◆ REQUIRED ACTION ◆
Please copy out each line of the entries in which "odit" appears.

(Beginning of DATA FOR PROCESSING)

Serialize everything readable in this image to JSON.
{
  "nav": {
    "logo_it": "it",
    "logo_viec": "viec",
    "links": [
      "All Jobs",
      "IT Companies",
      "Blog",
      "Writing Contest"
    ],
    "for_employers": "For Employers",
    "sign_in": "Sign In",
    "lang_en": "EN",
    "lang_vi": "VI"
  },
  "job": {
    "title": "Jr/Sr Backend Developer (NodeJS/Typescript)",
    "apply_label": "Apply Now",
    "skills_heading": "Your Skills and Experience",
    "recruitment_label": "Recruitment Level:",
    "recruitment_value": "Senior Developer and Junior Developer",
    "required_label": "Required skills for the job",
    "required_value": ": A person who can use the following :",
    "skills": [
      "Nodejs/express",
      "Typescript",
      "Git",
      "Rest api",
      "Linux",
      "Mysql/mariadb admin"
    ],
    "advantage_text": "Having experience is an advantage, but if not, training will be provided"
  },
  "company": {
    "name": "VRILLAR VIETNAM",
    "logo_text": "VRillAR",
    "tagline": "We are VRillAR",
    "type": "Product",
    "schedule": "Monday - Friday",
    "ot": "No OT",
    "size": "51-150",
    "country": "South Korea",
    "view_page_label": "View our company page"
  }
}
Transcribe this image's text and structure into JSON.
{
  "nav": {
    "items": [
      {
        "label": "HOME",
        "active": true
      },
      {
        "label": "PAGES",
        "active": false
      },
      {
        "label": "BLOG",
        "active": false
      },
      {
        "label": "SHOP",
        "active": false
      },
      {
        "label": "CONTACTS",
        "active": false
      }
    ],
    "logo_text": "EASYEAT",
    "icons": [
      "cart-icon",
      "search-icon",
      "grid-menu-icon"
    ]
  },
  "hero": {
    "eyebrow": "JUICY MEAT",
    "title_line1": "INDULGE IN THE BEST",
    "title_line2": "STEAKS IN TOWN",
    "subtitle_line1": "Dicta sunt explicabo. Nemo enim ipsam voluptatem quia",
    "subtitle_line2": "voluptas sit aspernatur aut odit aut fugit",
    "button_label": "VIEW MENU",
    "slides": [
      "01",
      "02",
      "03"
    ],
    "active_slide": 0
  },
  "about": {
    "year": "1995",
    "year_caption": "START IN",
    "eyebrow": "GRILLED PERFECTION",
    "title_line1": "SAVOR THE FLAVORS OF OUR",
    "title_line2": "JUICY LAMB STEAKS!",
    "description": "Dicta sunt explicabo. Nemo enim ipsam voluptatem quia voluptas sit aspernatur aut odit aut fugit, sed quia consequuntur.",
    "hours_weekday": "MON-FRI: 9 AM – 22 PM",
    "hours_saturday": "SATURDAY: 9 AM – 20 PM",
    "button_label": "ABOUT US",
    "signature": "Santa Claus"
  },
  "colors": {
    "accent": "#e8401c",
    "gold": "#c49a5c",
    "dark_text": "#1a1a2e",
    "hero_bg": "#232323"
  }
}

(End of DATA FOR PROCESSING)

◆ TASK OUTPUT ◆
    "subtitle_line2": "voluptas sit aspernatur aut odit aut fugit",
    "description": "Dicta sunt explicabo. Nemo enim ipsam voluptatem quia voluptas sit aspernatur aut odit aut fugit, sed quia consequuntur.",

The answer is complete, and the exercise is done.